◆ **Task input**:
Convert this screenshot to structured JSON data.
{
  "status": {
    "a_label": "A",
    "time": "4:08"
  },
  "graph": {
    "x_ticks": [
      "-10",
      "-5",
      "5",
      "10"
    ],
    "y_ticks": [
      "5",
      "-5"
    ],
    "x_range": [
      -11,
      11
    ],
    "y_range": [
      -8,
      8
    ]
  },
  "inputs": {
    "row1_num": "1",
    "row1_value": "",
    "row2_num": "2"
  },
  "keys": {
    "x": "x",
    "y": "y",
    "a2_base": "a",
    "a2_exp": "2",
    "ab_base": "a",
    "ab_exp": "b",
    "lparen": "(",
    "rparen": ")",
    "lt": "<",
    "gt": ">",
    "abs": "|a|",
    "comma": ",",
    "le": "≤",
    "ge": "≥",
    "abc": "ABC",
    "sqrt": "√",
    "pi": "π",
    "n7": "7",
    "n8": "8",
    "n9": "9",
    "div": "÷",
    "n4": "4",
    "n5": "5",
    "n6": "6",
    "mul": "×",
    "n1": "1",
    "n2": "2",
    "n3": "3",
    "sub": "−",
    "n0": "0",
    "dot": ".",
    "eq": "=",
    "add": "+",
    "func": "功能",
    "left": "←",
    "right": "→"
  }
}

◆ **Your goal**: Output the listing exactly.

◆ **Finished task**:
Convert this screenshot to structured JSON data.
{
  "status": {
    "a_label": "A",
    "time": "4:08"
  },
  "graph": {
    "x_ticks": [
      "-10",
      "-5",
      "5",
      "10"
    ],
    "y_ticks": [
      "5",
      "-5"
    ],
    "x_range": [
      -11,
      11
    ],
    "y_range": [
      -8,
      8
    ]
  },
  "inputs": {
    "row1_num": "1",
    "row1_value": "",
    "row2_num": "2"
  },
  "keys": {
    "x": "x",
    "y": "y",
    "a2_base": "a",
    "a2_exp": "2",
    "ab_base": "a",
    "ab_exp": "b",
    "lparen": "(",
    "rparen": ")",
    "lt": "<",
    "gt": ">",
    "abs": "|a|",
    "comma": ",",
    "le": "≤",
    "ge": "≥",
    "abc": "ABC",
    "sqrt": "√",
    "pi": "π",
    "n7": "7",
    "n8": "8",
    "n9": "9",
    "div": "÷",
    "n4": "4",
    "n5": "5",
    "n6": "6",
    "mul": "×",
    "n1": "1",
    "n2": "2",
    "n3": "3",
    "sub": "−",
    "n0": "0",
    "dot": ".",
    "eq": "=",
    "add": "+",
    "func": "功能",
    "left": "←",
    "right": "→"
  }
}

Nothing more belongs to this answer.